Input records:
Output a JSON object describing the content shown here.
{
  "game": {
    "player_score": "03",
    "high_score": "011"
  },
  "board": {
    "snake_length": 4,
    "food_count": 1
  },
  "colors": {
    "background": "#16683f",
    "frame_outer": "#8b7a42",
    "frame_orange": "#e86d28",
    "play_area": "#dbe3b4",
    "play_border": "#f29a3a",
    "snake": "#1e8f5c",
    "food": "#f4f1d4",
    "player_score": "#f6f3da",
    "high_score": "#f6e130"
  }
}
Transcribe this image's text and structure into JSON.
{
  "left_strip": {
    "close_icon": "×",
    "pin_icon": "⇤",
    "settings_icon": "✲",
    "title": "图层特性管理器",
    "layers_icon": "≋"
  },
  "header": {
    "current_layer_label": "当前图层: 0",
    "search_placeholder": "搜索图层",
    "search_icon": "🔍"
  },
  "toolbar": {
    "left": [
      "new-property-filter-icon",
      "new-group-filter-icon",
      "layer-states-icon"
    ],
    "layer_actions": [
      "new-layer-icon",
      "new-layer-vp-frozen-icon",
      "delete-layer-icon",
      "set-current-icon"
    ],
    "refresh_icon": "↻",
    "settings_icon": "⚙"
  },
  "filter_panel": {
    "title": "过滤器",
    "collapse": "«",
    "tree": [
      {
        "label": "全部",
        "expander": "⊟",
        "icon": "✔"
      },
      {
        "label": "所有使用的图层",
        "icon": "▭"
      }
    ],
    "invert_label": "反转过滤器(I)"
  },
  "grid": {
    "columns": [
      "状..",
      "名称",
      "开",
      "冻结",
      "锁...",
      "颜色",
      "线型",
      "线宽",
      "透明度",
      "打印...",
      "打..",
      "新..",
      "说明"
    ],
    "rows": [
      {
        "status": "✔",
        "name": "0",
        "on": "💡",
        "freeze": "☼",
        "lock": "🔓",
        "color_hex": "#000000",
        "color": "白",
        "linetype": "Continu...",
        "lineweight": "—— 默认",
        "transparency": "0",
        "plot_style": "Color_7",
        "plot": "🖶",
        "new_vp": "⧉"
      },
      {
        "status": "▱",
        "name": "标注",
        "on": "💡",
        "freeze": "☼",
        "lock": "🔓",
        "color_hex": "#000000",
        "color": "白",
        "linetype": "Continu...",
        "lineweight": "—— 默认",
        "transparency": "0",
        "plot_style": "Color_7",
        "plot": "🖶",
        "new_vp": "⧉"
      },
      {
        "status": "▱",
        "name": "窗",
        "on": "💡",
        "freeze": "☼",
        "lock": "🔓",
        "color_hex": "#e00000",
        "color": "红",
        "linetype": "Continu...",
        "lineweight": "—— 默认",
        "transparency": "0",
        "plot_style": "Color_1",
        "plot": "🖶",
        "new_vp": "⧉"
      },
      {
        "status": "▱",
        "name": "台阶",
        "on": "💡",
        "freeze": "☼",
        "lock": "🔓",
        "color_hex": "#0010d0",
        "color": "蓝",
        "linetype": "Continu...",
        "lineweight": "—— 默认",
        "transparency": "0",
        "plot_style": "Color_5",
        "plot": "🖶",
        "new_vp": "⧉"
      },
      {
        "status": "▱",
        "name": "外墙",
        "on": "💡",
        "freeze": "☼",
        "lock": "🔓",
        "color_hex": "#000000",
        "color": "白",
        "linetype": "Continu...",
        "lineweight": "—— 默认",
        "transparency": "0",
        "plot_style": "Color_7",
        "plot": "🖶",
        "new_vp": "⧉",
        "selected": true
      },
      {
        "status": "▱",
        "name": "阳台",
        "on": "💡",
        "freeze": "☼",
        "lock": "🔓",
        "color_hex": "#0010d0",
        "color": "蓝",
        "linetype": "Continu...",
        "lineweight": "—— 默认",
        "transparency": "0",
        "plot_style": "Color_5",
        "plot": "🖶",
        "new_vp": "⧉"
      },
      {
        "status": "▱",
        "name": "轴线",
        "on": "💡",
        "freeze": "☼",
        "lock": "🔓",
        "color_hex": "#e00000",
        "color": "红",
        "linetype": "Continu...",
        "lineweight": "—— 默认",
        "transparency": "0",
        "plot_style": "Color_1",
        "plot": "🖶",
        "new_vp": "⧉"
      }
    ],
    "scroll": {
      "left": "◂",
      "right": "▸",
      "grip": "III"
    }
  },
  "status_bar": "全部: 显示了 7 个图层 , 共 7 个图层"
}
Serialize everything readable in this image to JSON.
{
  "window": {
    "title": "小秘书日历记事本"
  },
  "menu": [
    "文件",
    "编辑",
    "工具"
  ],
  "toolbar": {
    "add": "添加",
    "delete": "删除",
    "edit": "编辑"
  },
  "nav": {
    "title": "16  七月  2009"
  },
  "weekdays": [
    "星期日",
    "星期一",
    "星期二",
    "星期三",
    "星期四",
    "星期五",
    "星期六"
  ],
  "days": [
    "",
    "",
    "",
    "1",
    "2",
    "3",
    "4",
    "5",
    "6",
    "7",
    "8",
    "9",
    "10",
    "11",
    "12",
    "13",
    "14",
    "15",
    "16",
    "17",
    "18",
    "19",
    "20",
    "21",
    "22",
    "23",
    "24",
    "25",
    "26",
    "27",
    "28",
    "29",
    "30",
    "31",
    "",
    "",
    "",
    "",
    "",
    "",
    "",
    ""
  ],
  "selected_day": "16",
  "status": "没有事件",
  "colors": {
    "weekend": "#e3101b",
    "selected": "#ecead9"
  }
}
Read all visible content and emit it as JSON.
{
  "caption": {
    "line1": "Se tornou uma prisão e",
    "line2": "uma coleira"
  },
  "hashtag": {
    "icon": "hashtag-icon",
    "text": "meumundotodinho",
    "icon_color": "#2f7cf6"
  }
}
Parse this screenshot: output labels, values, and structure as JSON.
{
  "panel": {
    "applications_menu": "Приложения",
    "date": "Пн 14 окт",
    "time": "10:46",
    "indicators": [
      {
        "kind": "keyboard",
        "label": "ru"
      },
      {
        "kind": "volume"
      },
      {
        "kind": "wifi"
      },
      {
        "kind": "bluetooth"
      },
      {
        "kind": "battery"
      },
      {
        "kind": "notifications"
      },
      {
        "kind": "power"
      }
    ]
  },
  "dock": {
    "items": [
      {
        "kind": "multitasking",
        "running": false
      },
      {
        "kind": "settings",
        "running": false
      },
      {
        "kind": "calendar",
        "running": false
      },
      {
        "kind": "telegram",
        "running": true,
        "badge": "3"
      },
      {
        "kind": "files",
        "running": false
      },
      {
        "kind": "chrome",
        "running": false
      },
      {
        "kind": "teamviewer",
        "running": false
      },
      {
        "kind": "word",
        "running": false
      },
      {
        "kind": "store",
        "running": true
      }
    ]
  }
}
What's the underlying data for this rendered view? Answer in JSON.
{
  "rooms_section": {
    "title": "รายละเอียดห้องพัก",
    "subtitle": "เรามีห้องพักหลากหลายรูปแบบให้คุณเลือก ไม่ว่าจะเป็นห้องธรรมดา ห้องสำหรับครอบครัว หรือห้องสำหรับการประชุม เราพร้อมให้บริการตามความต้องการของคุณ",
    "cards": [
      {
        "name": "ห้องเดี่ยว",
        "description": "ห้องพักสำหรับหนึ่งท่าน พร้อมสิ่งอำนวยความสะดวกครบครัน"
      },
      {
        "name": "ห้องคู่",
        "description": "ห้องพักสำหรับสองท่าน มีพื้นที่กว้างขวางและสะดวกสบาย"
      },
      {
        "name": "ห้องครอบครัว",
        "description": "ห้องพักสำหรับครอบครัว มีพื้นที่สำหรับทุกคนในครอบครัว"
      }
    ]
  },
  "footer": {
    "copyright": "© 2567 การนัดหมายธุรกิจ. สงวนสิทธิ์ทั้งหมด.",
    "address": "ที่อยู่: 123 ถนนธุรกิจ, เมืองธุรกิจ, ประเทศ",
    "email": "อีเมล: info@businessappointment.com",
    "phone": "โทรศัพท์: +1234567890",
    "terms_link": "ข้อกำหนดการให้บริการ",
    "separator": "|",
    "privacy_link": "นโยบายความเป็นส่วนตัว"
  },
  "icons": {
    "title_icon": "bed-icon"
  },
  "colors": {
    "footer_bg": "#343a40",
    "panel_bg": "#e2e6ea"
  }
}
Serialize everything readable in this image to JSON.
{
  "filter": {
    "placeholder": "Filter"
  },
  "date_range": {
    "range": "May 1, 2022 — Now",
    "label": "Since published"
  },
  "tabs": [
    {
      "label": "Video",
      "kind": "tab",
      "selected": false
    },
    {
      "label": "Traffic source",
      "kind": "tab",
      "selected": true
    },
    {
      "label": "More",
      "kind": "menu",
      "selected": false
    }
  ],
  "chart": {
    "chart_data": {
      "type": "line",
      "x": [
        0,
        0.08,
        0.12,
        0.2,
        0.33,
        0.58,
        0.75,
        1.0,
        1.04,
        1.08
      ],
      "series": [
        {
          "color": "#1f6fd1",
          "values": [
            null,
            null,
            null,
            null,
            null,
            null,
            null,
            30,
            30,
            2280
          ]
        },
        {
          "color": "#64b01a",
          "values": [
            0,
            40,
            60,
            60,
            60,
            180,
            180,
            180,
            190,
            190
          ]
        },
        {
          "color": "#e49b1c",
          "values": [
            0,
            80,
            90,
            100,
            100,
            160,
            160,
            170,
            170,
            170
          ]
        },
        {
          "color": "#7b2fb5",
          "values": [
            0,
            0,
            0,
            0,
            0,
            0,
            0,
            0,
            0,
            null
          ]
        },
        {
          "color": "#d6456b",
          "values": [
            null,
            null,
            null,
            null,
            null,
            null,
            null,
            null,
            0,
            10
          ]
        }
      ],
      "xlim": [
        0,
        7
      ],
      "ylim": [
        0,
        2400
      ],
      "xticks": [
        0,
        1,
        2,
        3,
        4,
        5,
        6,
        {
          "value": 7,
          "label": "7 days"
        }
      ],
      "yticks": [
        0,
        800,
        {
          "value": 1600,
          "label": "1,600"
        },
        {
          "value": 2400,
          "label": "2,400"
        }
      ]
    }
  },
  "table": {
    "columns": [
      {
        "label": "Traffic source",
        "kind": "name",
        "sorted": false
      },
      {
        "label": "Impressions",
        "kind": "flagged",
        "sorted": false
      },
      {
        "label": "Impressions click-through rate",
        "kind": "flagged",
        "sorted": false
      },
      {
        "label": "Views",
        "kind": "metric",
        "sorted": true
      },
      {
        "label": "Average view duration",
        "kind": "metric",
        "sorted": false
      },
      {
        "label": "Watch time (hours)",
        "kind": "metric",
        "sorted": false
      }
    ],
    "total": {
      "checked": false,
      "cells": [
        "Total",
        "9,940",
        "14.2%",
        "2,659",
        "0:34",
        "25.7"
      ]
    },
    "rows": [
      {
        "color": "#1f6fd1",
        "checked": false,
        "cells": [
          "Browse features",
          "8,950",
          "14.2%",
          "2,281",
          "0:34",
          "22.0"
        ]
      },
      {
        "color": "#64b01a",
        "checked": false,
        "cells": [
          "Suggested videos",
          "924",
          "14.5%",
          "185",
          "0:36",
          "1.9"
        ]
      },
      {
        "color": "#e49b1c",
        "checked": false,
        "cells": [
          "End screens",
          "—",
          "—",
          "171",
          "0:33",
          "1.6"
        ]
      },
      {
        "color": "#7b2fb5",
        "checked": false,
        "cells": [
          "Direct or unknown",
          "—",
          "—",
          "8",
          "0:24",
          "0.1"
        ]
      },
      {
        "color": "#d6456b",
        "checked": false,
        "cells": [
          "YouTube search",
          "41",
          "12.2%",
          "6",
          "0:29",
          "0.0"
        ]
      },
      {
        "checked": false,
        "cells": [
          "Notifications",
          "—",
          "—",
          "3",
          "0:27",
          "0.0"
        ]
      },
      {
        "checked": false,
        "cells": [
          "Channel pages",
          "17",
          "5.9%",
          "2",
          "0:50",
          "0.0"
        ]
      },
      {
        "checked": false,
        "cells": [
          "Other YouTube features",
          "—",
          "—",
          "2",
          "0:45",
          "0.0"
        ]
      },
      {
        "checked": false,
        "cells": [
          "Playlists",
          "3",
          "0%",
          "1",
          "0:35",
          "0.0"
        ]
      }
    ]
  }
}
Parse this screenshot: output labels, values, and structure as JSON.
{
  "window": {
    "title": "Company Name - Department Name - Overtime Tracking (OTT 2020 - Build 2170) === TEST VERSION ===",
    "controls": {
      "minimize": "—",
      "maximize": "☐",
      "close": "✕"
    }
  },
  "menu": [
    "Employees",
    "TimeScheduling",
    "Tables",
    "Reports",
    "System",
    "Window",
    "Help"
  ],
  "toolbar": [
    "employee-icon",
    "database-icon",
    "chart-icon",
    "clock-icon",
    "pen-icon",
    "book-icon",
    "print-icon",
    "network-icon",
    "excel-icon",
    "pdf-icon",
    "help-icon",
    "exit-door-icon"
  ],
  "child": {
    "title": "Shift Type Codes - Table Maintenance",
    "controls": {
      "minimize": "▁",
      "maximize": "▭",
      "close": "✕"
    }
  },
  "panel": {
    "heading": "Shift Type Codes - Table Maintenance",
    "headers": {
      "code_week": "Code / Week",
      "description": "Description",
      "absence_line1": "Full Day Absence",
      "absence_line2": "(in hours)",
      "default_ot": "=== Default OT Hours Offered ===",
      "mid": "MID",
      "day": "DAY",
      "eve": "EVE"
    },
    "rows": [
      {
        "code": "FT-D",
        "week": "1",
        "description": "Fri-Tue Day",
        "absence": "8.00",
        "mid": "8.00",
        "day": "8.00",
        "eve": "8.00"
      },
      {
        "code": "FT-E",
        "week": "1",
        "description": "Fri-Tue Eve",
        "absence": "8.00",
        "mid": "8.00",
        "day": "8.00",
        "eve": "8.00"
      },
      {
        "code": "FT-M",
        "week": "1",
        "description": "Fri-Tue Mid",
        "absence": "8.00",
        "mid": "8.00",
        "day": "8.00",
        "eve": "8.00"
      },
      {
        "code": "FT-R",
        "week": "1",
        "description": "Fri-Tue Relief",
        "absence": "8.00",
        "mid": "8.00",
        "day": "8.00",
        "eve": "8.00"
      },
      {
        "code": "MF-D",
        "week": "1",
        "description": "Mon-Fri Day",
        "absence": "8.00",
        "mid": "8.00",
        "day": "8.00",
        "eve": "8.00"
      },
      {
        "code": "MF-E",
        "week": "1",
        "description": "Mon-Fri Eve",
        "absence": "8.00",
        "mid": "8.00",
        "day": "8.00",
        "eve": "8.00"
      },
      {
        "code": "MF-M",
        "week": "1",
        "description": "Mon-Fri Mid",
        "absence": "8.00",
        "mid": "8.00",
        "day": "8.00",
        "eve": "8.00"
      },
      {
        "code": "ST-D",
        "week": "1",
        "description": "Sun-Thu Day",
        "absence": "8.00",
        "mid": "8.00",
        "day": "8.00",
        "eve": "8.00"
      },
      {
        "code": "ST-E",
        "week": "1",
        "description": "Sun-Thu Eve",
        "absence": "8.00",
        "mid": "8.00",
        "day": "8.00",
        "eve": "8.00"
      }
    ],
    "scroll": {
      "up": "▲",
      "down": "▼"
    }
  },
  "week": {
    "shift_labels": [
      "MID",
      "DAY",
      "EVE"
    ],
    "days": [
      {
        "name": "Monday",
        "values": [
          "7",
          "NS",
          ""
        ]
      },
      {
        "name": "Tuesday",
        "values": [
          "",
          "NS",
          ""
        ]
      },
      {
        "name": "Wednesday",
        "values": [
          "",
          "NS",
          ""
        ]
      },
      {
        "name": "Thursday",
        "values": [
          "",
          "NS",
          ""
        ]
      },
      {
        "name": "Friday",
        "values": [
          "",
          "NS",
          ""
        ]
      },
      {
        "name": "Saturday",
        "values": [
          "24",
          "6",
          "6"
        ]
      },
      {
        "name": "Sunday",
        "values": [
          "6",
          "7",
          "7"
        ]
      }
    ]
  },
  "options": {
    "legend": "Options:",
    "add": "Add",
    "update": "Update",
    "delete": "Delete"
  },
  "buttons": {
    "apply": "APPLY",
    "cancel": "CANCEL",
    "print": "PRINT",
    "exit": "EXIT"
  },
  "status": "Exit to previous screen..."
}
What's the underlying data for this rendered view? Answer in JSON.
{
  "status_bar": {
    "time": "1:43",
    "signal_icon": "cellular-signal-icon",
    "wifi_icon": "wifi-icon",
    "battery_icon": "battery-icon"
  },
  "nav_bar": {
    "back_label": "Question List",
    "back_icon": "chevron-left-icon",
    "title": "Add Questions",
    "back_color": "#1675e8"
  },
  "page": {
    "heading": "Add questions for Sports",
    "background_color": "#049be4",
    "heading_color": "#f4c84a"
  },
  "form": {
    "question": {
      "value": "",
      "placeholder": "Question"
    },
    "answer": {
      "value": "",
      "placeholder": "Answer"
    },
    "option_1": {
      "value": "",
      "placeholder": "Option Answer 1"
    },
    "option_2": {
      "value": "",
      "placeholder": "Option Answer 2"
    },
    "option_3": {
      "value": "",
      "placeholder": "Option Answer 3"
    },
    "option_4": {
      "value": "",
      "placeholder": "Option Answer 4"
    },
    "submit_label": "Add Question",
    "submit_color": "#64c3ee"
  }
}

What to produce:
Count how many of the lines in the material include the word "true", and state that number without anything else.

Task answer:
5